======== Listed entries ========
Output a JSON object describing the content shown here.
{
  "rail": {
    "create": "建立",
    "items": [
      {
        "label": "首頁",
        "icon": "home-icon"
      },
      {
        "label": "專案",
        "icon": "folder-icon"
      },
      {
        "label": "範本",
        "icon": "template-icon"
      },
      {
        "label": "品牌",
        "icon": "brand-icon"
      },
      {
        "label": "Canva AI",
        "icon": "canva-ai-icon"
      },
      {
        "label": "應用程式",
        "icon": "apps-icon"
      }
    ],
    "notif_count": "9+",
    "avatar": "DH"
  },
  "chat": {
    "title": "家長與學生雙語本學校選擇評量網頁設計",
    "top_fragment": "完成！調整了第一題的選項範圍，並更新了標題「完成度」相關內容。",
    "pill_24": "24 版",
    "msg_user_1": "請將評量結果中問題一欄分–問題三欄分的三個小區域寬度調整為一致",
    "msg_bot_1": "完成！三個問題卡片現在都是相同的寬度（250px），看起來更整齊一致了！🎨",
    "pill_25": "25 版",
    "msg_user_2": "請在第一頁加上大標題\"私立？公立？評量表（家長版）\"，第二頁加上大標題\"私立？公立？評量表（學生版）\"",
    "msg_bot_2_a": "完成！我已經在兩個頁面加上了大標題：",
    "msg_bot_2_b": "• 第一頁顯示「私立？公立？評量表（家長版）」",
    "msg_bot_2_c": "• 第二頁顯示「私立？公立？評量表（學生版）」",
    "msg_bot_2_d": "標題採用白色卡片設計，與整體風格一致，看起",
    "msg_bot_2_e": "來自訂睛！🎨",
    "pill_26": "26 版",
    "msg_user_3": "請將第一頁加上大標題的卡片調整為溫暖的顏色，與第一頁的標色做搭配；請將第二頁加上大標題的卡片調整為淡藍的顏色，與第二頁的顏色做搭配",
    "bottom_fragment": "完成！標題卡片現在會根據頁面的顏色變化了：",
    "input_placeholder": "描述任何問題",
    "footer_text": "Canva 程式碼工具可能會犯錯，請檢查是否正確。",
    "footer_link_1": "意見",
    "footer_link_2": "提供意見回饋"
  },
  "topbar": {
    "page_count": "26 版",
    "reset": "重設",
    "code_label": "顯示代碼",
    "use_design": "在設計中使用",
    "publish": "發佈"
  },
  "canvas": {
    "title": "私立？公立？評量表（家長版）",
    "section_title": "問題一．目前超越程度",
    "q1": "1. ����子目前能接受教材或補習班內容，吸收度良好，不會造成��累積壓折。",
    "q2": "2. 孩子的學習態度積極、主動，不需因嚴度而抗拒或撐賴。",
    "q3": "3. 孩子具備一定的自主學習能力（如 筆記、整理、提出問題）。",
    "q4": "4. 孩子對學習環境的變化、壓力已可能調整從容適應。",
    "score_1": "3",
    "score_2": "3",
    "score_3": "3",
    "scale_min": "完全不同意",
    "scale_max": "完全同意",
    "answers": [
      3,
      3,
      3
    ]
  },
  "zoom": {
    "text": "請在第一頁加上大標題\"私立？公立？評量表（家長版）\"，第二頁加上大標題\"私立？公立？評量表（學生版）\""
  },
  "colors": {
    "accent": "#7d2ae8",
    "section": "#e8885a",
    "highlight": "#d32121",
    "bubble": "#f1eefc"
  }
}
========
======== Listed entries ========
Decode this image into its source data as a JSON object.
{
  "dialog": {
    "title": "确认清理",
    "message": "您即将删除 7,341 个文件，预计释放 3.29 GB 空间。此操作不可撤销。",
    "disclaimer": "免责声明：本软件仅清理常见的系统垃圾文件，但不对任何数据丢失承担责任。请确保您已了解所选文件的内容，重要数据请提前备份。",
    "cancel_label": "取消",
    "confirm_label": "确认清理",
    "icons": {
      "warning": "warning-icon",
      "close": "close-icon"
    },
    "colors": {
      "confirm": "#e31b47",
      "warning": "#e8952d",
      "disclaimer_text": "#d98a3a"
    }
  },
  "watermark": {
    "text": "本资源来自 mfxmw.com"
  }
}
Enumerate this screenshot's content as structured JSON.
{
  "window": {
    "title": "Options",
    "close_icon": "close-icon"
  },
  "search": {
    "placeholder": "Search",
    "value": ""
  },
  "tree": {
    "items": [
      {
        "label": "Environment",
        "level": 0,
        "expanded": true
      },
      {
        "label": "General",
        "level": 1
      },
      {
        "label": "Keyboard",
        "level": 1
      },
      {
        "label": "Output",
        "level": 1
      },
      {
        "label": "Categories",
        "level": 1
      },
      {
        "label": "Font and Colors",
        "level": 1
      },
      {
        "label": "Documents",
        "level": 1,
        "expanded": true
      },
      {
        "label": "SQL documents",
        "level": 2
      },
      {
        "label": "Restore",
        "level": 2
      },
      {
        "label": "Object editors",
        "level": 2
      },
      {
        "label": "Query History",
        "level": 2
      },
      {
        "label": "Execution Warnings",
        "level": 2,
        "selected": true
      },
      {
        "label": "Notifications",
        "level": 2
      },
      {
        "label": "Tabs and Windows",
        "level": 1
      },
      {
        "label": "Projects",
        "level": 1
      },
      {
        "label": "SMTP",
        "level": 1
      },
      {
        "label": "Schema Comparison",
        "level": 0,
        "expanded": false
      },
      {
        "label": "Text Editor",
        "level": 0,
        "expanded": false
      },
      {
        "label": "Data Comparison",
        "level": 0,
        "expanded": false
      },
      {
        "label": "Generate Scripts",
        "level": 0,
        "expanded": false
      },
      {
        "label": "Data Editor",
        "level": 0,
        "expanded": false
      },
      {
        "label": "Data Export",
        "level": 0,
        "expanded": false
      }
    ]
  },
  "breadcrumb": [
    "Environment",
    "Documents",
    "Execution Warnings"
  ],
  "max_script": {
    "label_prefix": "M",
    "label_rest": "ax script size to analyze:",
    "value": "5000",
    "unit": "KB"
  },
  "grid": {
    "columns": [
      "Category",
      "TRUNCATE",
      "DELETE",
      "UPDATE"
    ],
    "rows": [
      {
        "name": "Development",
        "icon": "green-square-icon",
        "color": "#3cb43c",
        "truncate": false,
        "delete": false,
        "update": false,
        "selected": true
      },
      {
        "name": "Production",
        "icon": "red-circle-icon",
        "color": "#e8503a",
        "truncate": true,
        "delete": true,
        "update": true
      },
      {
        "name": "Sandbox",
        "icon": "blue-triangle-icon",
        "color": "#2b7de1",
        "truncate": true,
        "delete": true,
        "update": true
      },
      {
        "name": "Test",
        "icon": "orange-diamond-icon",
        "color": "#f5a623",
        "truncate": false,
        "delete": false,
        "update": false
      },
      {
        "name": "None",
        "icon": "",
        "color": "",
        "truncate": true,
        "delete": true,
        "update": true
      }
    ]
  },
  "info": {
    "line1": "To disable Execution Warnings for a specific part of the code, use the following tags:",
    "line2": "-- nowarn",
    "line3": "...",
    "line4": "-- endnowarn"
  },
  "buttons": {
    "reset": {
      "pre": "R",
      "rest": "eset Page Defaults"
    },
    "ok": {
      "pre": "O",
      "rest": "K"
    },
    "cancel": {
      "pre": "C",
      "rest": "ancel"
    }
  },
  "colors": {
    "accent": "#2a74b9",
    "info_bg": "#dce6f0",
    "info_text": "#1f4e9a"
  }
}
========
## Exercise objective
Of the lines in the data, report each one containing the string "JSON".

## Output for this task
Output a JSON object describing the content shown here.
Decode this image into its source data as a JSON object.
Enumerate this screenshot's content as structured JSON.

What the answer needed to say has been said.